|St. Nicolas de Tolentino, Actopan, MX|
Seen below is San Bernardino de Siena, in Coyoacan near Mexico City, one of my favorite conventos which has an elegant and beautifully restored interior.
|San Bernardino de Siena, Xochimilco, MX|
|San Miguel Arcangel, Mani Yucatan|
at first for the indigenous, newly acquainted with the church, and not yet used to worshipping in an indoor space.

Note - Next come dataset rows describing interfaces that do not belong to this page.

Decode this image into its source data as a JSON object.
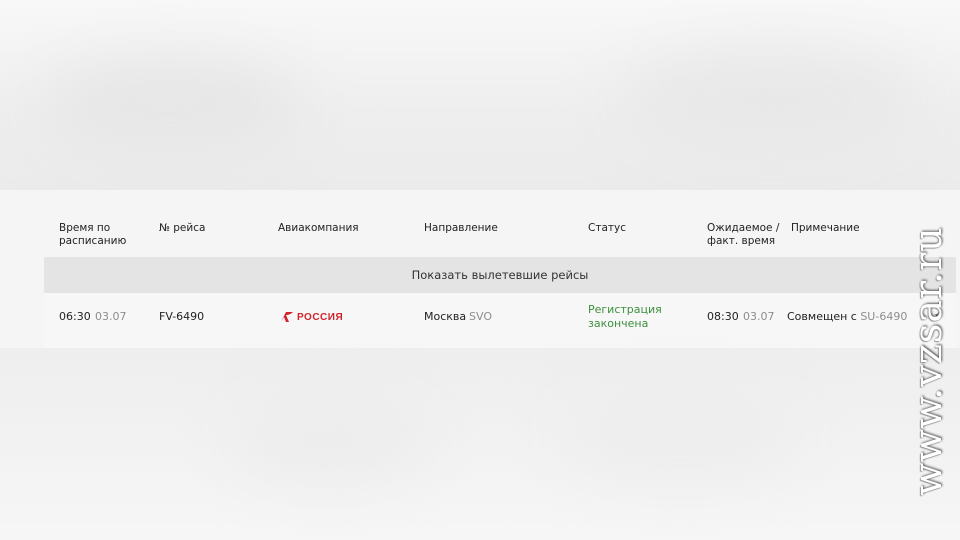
{
  "columns": {
    "scheduled": "Время по расписанию",
    "flight_no": "№ рейса",
    "airline": "Авиакомпания",
    "direction": "Направление",
    "status": "Статус",
    "expected": "Ожидаемое / факт. время",
    "note": "Примечание"
  },
  "show_departed_label": "Показать вылетевшие рейсы",
  "flights": [
    {
      "time": "06:30",
      "date": "03.07",
      "flight": "FV-6490",
      "airline_logo_text": "РОССИЯ",
      "city": "Москва",
      "airport": "SVO",
      "status": "Регистрация закончена",
      "expected_time": "08:30",
      "expected_date": "03.07",
      "note_prefix": "Совмещен с",
      "note_flight": "SU-6490"
    }
  ],
  "watermark": "www.vzsar.ru",
  "colors": {
    "status_green": "#3d8f3d",
    "brand_red": "#d0232b",
    "muted": "#8e8e8e"
  }
}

The question remains why these buildings resembled huge fortresses. It was not for protection of the friars who lived and worked there; this was not an area with any ongoing physical threat. By the time that they were constructed, at least in Central Mexico, the conquest had been finalized. True, some of their mammoth scale was functional- there were large numbers of indigenous to be evangelized and space was needed. But there was an even more important reason. These new buildings, symbolic of the new religion, had to compete with the structures of the old religion. They had to be every bit as impressive and monumental as the temples and pyramids, the Templo Mayors, the Chichenitzas that spoke religious power to the indigenous. These were people from complex and ancient religious traditions. If the Christian god, the god who had defeated the old gods was indeed the most powerful, he needed an impressive house. The architectural marvels that the Spanish built, as we shall see with much indigenous assistance, were exactly this.